Nightly protests degenerated into clashes this week between Morsi supporters and opponents leaving seven people dead and more than 640 injured.
That prompted the army to deploy tanks outside the presidential palace on Thursday to prevent further bloodshed.
The military underlined that it would maintain its neutral role and uphold its duty to protect state institutions, saying it "stands always with the great Egyptian people and insists on its unity"
It urged a solution based on "democratic rules."
The military's refusal to pick sides in the dispute recalled its hands-off position during the uprising that toppled president Hosni Mubarak early last year.
The statement was issued after an ominous report in state newspaper Al-Ahram on Saturday which said Morsi's cabinet had approved giving soldiers police powers to maintain public order, but that Morsi had not yet signed it into a decree.

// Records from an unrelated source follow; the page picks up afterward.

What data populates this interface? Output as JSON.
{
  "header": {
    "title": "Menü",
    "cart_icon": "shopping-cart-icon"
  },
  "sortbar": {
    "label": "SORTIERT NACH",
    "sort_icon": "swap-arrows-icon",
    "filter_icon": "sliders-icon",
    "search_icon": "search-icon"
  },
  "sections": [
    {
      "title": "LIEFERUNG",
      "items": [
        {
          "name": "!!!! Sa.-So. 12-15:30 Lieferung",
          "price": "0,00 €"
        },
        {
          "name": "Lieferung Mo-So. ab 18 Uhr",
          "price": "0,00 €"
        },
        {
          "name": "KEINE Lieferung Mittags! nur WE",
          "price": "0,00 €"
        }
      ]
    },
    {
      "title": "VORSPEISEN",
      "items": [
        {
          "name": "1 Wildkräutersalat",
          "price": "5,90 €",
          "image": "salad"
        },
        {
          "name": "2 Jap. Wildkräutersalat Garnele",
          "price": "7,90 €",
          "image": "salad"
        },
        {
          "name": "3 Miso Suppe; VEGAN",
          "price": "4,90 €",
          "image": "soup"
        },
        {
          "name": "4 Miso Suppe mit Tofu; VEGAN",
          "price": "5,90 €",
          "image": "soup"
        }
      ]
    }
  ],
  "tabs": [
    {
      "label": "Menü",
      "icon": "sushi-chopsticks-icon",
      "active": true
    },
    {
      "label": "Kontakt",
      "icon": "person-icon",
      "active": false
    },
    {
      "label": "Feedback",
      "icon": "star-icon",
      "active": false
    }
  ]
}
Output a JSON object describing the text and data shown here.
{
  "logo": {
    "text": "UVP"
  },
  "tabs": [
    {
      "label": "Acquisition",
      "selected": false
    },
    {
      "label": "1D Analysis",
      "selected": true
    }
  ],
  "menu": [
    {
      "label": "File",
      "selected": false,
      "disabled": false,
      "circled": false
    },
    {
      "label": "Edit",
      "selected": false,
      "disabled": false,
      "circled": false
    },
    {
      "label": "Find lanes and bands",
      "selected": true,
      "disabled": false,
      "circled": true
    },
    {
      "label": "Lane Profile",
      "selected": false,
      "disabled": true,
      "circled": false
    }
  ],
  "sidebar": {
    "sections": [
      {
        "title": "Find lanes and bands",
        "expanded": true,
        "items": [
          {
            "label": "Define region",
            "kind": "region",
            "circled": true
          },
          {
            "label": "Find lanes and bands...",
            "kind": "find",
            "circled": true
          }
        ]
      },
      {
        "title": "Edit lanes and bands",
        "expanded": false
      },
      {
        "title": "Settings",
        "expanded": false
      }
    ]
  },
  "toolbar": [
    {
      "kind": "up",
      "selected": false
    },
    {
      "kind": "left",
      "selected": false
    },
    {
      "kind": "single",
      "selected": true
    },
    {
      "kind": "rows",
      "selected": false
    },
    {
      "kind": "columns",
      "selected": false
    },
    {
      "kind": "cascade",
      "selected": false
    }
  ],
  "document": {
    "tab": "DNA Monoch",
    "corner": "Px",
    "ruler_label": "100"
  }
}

The president has struck a defiant public tone against the protests, defending both his decree and the referendum.
But in the past couple of days his camp has also made some conciliatory gestures to the opposition.
Morsi himself offered late on Thursday to hold talks with the opposition, but that was rebuffed the next day by the National Salvation Front coalition ranged against him.
One of the Front's leaders, Mohamed ElBaradei, a former UN atomic agency chief and Nobel Peace laureate, stressed on Friday that dialogue could only happen if Morsi first postponed the referendum and repealed the decree placing his decisions beyond judicial review.
Vice President Mahmud Mekki said Morsi "could accept to delay the referendum," but only if the opposition guaranteed it would not exploit the legal breach inherent in pushing it back.
Early voting in the referendum for Egyptians abroad has already been pushed back four days to Wednesday.
Additionally, the Cairo prosecutors' office told AFP on Saturday that all 133 people arrested during Wednesday's clashes had been released.
And Mohammed Badie, leader of the Muslim Brotherhood, which backed Morsi in the June presidential election, gave a news conference renewing the call for dialogue but insisting that the "legitimacy" of the president's decisions be respected.
The opposition fears Morsi's "power grab" and referendum aim to push the country towards a more Islamic state on the basis of a slender mandate he won in June, when he took over from the country's interim military rulers.
Morsi's backers in the Muslim Brotherhood, in turn, fear that the judiciary, with its many Mubarak-era appointees, is plotting to block their post-Mubarak reforms.
The African Union, of which Egypt is a member, also issued an appeal on Saturday for talks on the constitutional referendum to arrive at a consensus.